He says he knows agents who “have no problem” opening these so-called neo-Nazi cases when the only pretext is activity protected by the First Amendment. It chafes someone like him, who at his core is a civil rights activist who says “everybody has the same right to be a jerk.” It’s the inflammatory speech that NEEDS protection. (Editorial note: it IS protected –- when it comes from the left.)
FBI agents are in the job category of “criminal investigator,” he explained, but they’re doing intelligence, so they’re not held to the constitutional limitations of criminal investigations. Kyle’s description of how this works in practice gives strong support to the idea of separating these two functions. He said the culture at the FBI is “absolutely carnivorous.” Agents wanting to reach the senior executive level, with its higher pay and prestige, tend to look at underlings only as a means to that end, heads to step on as they climb the ladder. He has the impression their behavior might stem from this even more than from politics.
The senior executives, he said, “have been doing this for 20 years,” and, generally speaking, are on board. He hopes there’s some pushback at the top, but the current centralized structure is not conducive to that. Those at the top are “playing to the same sheet of music,” he said.
Applying all this to the Mar-A-Lago raid, he related the story of how all new FBI agents have to spend one full day going through the Holocaust Museum, which has a walking tour set up especially for law enforcement. You see the piles of shoes and eyeglasses. And you understand from this that the only way such a horror takes place is for all levels of law enforcement to go along. “If anybody refuses to get with the program, it doesn’t happen.” History should have taught us that “I was just following orders” doesn’t fly. Law enforcement has “an absolute responsibility to refuse things that are wrong.” Kyle obviously remembered that message, but there are many at the FBI who tragically have forgotten it.

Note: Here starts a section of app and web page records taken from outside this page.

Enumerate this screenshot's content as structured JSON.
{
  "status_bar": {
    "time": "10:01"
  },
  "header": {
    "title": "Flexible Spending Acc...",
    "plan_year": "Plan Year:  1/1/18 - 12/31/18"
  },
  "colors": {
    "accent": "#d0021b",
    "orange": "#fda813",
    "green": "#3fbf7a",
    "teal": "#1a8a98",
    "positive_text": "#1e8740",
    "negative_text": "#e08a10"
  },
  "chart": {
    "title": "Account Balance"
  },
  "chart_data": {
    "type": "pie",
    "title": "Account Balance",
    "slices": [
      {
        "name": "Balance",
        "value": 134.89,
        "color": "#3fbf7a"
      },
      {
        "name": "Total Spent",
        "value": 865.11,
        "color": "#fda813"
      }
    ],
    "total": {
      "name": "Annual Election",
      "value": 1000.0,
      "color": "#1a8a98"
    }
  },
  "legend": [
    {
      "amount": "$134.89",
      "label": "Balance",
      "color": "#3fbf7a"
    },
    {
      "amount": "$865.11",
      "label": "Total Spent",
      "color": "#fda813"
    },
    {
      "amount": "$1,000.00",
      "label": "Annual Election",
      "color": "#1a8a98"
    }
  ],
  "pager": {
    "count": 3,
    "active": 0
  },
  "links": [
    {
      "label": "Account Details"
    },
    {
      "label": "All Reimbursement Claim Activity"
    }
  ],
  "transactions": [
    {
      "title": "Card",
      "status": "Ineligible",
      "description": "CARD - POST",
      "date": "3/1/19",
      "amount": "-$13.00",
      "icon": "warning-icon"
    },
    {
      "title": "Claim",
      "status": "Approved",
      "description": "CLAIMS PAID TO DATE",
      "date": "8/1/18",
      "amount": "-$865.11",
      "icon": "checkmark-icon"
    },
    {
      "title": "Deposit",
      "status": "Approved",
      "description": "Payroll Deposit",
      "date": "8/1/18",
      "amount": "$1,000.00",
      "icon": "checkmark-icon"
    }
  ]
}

Kyle Seraphin also appeared on Bongino’s weekend show UNFILTERED. See him talking about the agenda of the intel bureaucracy and the need to stand up for the Bill of Rights here, starting at 7 minutes in…
UPDATE: Seraphin has been summoned to DC headquarters this coming Thursday (travel $$$ NOT covered by the government), and he’s talking with attorneys now about what this meeting might entail. When Bongino reached out to the FBI for comment on Kyle’s allegations, their comment was “no comment.”
RELATED: Utah Sen. Mike Lee, a member of the Senate Judiciary Committee, appeared with Maria Bartiromo on FOX NEWS’ SUNDAY MORNING FUTURES to discuss what’s happened to the FBI. He shares Seraphin’s view that most agents really don’t like the changes and are not, themselves, politicized. There’s a deep concern that “some agents” at FBI headquarters –- it’s particularly bad in DC, he said –- are being used to weaponize our criminal justice system.
He echoed Kyle in saying: “When you centralize this much [law enforcement] power in our nation’s capitol, bad things happen.” He noted the glaring examples of overreach in just the past few days, such as the subpoena issued to the conservative Eagle Forum of Alabama.
Also, when local officials declined to press assault charges against this pro-life advocate due to lack of evidence, and a civil suit was tossed out, the FBI moved in and raided his home.
The crying need to address this politically-motivated targeting is one huge reason why it’s so important to get both the House and Senate back in GOP hands. Otherwise, these abuses will multiply and continue to be swept under the rug, and reform will be impossible.